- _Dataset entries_
++++++++++++++++++++
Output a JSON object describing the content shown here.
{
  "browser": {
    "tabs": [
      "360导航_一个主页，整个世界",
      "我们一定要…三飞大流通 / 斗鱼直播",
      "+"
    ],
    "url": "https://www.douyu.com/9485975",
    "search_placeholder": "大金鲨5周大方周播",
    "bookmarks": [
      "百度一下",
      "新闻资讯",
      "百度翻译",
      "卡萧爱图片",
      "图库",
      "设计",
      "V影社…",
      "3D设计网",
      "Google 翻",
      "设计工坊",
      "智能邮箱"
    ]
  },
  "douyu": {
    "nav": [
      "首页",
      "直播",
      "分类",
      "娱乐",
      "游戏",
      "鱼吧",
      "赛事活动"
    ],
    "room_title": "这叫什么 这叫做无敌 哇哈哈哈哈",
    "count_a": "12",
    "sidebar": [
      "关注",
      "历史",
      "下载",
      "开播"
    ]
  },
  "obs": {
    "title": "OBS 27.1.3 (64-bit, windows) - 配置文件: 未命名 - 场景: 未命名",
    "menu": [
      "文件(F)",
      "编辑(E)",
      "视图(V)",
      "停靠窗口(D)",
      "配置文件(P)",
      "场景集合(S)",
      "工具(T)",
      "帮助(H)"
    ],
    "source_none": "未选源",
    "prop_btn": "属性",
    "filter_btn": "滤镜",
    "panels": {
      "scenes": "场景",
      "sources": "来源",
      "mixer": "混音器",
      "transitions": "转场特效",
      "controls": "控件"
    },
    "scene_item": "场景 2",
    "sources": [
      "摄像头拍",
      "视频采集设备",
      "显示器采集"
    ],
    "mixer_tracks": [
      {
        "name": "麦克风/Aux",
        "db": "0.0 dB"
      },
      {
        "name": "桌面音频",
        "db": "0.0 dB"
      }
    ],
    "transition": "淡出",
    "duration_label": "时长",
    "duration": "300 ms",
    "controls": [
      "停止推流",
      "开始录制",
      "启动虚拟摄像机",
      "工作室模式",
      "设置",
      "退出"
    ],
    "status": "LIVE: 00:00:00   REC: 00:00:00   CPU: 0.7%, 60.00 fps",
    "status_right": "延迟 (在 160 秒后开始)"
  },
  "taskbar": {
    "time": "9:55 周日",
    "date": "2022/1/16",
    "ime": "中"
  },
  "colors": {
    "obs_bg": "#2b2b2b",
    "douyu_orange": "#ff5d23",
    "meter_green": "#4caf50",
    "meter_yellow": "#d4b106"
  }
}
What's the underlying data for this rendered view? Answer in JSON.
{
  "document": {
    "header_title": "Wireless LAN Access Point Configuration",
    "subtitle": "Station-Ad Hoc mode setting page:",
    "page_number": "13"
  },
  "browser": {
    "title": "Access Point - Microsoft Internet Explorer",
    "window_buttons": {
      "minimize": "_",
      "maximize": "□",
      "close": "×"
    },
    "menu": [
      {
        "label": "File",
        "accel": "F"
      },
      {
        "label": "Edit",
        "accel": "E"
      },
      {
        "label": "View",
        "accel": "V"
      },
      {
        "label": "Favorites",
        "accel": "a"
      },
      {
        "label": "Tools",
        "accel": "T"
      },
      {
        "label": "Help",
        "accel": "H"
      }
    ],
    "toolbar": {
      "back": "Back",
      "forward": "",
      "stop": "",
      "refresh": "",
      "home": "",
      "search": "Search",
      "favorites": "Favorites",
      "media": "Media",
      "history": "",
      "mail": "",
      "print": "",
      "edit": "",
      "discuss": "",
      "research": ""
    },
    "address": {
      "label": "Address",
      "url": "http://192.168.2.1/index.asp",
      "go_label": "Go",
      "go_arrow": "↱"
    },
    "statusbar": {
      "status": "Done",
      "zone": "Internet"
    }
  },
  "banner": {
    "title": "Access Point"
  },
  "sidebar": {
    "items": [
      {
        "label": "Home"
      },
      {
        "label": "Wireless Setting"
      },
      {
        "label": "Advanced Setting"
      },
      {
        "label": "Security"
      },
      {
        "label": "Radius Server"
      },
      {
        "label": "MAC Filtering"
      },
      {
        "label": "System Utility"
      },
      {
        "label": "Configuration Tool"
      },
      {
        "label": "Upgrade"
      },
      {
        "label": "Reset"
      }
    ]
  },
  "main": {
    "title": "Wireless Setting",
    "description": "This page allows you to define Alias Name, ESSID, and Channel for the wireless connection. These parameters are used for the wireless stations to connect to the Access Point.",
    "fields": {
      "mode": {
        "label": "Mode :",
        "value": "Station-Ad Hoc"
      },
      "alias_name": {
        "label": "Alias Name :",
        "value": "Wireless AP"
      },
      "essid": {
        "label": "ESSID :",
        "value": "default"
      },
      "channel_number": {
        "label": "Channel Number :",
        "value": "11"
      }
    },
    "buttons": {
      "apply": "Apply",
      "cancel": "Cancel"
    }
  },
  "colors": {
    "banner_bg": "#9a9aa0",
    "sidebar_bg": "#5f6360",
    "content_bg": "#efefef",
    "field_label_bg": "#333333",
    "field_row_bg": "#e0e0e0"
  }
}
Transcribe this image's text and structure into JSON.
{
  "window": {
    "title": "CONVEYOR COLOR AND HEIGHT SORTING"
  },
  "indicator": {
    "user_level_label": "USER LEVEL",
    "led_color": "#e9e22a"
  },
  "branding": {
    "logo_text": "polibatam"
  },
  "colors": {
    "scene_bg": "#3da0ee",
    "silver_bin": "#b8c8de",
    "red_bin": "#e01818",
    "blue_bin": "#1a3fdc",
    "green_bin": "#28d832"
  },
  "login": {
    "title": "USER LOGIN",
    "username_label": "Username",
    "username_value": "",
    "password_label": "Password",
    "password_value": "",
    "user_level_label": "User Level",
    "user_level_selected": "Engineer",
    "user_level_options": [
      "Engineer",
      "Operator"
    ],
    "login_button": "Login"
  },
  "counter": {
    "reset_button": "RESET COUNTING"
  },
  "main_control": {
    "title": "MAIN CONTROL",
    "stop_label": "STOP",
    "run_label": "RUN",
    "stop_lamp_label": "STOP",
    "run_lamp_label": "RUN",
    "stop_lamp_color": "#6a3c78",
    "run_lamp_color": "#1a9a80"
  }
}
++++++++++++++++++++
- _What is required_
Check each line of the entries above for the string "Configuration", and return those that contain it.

- _Reply_
    "header_title": "Wireless LAN Access Point Configuration",
        "label": "Configuration Tool"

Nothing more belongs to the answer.